**Try it:** Without the images, set down each entry exactly.

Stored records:
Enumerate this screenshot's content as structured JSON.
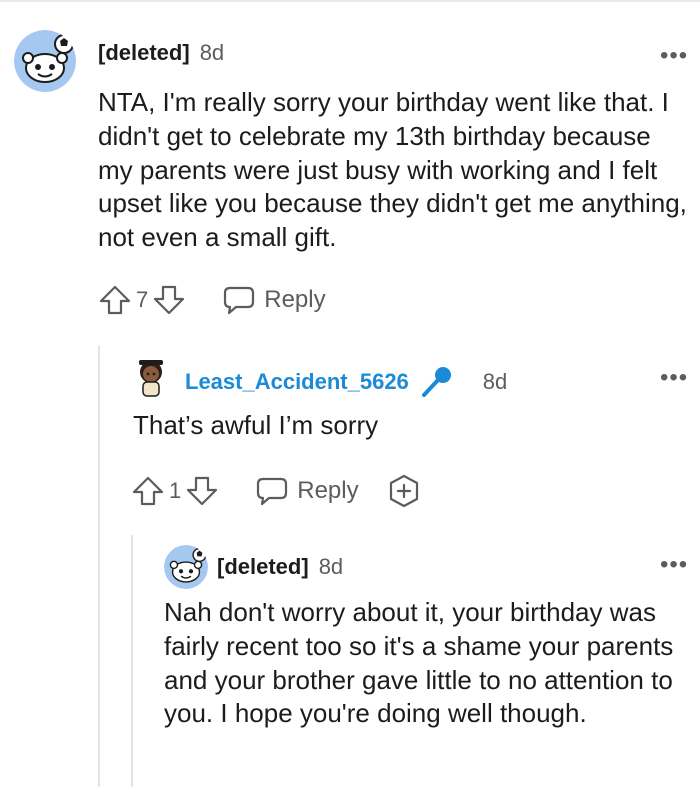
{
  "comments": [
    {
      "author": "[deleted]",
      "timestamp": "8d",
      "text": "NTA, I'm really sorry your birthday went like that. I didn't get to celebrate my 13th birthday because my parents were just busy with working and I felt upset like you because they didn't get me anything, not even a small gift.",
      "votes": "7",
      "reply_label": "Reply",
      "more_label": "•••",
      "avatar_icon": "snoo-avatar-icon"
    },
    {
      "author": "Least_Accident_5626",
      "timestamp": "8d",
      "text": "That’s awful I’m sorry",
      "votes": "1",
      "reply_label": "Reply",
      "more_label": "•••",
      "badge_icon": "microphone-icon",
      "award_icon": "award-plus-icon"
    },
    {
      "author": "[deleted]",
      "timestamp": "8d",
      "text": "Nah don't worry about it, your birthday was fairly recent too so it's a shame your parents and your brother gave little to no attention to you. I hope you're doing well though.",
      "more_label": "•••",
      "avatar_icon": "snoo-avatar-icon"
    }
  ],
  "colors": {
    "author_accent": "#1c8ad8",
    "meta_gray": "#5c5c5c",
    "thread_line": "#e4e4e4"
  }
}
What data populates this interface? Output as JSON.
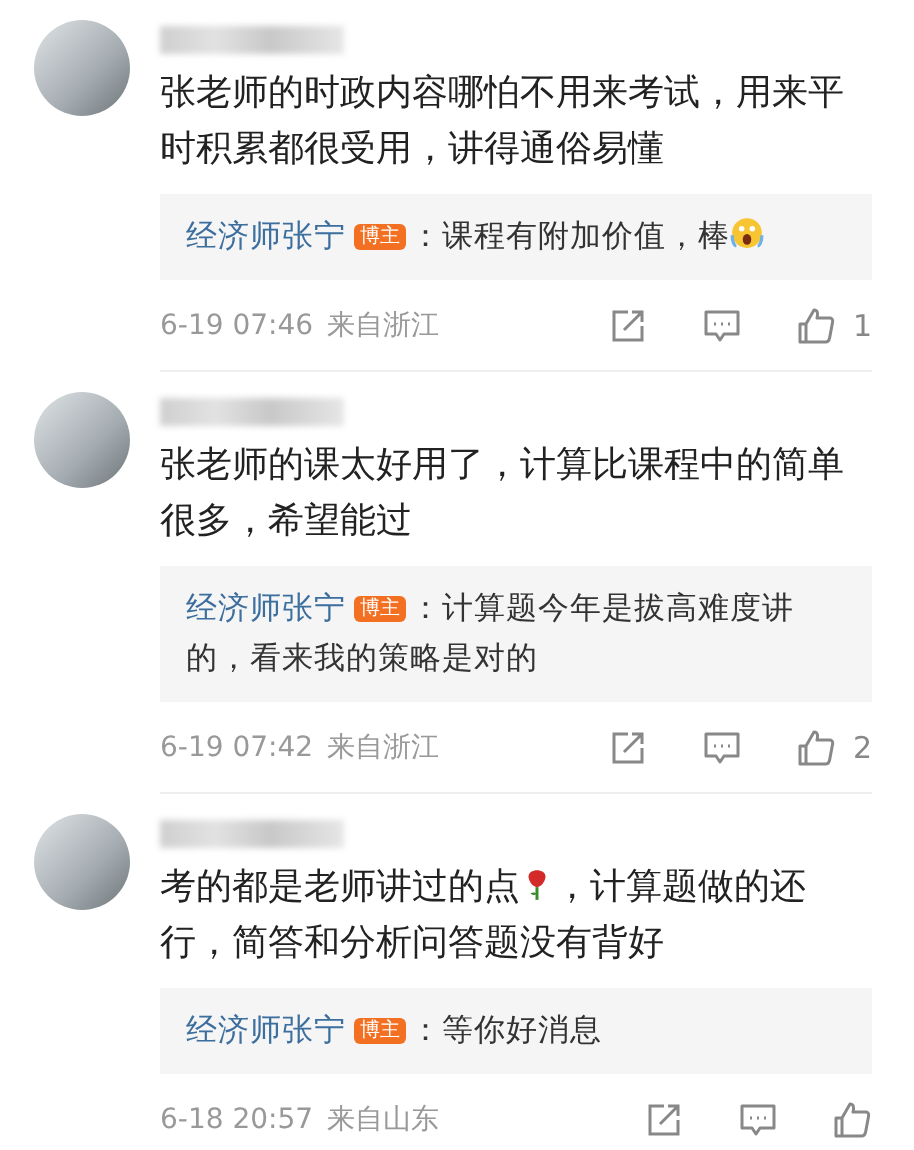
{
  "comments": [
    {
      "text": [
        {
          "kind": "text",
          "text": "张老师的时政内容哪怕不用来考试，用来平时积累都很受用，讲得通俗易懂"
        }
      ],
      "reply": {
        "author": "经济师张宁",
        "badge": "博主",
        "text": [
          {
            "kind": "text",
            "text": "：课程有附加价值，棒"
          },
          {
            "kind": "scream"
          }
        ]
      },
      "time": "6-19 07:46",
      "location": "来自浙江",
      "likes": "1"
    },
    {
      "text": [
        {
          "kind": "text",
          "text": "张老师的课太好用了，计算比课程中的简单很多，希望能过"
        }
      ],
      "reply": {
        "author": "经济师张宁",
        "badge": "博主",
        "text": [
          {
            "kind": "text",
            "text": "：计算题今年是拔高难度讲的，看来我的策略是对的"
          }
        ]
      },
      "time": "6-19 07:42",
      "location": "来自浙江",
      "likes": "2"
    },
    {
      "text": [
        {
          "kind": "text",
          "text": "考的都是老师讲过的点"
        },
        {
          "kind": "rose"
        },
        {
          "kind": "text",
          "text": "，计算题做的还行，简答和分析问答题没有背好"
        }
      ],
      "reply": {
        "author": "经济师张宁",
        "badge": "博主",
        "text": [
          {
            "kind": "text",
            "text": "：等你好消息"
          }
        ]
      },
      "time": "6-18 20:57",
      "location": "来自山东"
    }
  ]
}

**Exercise result:**
Enumerate this screenshot's content as structured JSON.
{
  "comments": [
    {
      "author": "[deleted]",
      "timestamp": "8d",
      "text": "NTA, I'm really sorry your birthday went like that. I didn't get to celebrate my 13th birthday because my parents were just busy with working and I felt upset like you because they didn't get me anything, not even a small gift.",
      "votes": "7",
      "reply_label": "Reply",
      "more_label": "•••",
      "avatar_icon": "snoo-avatar-icon"
    },
    {
      "author": "Least_Accident_5626",
      "timestamp": "8d",
      "text": "That’s awful I’m sorry",
      "votes": "1",
      "reply_label": "Reply",
      "more_label": "•••",
      "badge_icon": "microphone-icon",
      "award_icon": "award-plus-icon"
    },
    {
      "author": "[deleted]",
      "timestamp": "8d",
      "text": "Nah don't worry about it, your birthday was fairly recent too so it's a shame your parents and your brother gave little to no attention to you. I hope you're doing well though.",
      "more_label": "•••",
      "avatar_icon": "snoo-avatar-icon"
    }
  ],
  "colors": {
    "author_accent": "#1c8ad8",
    "meta_gray": "#5c5c5c",
    "thread_line": "#e4e4e4"
  }
}
What data populates this interface? Output as JSON.
{
  "comments": [
    {
      "text": [
        {
          "kind": "text",
          "text": "张老师的时政内容哪怕不用来考试，用来平时积累都很受用，讲得通俗易懂"
        }
      ],
      "reply": {
        "author": "经济师张宁",
        "badge": "博主",
        "text": [
          {
            "kind": "text",
            "text": "：课程有附加价值，棒"
          },
          {
            "kind": "scream"
          }
        ]
      },
      "time": "6-19 07:46",
      "location": "来自浙江",
      "likes": "1"
    },
    {
      "text": [
        {
          "kind": "text",
          "text": "张老师的课太好用了，计算比课程中的简单很多，希望能过"
        }
      ],
      "reply": {
        "author": "经济师张宁",
        "badge": "博主",
        "text": [
          {
            "kind": "text",
            "text": "：计算题今年是拔高难度讲的，看来我的策略是对的"
          }
        ]
      },
      "time": "6-19 07:42",
      "location": "来自浙江",
      "likes": "2"
    },
    {
      "text": [
        {
          "kind": "text",
          "text": "考的都是老师讲过的点"
        },
        {
          "kind": "rose"
        },
        {
          "kind": "text",
          "text": "，计算题做的还行，简答和分析问答题没有背好"
        }
      ],
      "reply": {
        "author": "经济师张宁",
        "badge": "博主",
        "text": [
          {
            "kind": "text",
            "text": "：等你好消息"
          }
        ]
      },
      "time": "6-18 20:57",
      "location": "来自山东"
    }
  ]
}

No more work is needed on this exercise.